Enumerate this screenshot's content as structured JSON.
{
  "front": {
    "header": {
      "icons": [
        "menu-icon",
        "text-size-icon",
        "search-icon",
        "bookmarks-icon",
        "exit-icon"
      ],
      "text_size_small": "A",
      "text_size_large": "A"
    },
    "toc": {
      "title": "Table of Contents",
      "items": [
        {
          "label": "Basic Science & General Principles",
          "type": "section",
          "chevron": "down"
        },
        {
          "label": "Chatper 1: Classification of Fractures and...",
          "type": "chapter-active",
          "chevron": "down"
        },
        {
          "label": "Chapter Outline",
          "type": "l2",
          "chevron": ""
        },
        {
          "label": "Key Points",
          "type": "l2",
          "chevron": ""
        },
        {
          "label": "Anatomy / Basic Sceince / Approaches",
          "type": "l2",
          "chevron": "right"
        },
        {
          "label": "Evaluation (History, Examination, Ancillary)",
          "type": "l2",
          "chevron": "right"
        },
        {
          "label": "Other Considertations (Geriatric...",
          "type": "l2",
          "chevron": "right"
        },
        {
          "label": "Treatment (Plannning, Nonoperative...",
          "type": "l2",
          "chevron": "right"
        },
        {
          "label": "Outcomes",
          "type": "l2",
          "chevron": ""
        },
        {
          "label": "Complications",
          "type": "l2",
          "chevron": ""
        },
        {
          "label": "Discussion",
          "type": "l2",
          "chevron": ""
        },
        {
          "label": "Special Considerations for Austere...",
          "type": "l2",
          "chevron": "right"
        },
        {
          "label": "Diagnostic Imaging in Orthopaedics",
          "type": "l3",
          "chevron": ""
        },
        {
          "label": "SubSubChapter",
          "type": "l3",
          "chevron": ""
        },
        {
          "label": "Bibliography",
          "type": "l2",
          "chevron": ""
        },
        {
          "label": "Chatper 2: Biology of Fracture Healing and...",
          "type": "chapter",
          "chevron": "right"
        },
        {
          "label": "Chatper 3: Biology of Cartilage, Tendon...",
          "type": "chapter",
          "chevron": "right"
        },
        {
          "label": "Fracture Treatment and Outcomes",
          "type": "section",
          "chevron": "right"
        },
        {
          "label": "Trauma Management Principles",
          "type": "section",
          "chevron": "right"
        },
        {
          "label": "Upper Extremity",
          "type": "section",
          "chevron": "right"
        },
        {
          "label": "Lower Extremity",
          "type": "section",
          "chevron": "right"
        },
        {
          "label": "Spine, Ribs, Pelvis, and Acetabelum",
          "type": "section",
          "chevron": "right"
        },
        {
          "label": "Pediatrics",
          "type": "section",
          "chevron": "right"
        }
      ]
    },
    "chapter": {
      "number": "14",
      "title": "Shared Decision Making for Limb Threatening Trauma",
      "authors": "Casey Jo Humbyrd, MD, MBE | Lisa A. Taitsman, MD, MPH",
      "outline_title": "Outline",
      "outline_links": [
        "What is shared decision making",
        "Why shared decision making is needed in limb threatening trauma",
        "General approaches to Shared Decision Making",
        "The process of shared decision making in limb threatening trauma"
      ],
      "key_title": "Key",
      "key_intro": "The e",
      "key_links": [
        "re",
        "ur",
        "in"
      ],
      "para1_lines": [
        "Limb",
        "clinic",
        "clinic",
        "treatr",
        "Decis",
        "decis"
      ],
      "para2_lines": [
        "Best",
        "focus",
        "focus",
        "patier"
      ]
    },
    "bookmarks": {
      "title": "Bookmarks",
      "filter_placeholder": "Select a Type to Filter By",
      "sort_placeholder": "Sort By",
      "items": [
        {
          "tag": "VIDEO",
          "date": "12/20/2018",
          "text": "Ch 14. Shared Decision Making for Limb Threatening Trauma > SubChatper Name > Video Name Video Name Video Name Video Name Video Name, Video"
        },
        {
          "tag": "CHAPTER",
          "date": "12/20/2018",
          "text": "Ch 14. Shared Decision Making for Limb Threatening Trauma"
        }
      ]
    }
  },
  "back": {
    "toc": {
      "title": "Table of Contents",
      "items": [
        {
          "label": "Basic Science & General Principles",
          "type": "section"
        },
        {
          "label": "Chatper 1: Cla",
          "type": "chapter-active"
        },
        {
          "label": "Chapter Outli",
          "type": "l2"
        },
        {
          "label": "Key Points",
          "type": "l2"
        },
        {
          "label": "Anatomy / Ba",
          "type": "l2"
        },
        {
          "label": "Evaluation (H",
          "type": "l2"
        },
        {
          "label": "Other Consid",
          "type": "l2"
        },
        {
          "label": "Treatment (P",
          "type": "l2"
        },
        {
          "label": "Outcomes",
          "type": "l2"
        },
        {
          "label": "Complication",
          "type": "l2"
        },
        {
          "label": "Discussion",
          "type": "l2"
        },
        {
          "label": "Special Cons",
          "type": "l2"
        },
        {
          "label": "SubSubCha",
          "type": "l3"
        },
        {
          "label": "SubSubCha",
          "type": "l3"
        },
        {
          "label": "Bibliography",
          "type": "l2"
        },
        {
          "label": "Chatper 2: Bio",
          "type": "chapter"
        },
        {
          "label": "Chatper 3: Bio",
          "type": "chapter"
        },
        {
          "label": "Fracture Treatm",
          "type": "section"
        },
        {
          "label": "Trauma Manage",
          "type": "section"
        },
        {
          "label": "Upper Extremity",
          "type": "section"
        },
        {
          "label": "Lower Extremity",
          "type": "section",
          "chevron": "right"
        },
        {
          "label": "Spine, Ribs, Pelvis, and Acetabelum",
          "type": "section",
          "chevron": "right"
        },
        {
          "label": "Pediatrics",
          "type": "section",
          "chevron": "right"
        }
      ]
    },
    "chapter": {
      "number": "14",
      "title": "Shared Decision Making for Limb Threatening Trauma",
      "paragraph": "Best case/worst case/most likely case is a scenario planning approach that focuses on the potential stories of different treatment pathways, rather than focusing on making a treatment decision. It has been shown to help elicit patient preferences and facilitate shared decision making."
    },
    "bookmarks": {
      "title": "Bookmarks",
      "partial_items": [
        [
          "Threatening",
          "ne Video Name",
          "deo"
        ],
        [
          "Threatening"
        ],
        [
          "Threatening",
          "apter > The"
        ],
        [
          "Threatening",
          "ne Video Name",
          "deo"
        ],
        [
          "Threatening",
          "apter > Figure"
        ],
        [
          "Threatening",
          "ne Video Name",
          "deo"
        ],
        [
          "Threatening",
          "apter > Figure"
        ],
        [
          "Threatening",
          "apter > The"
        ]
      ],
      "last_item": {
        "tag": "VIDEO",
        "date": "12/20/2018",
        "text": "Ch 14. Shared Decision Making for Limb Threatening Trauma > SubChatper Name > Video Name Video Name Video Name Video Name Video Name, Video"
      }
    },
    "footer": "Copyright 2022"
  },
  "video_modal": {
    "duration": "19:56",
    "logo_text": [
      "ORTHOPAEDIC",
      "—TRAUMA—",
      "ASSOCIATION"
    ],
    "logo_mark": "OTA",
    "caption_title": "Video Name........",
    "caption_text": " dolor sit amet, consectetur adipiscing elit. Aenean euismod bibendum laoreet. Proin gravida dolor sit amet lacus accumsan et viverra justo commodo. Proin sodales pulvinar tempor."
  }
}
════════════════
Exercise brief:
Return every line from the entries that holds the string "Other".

Answer:
          "label": "Other Considertations (Geriatric...",
          "label": "Other Consid",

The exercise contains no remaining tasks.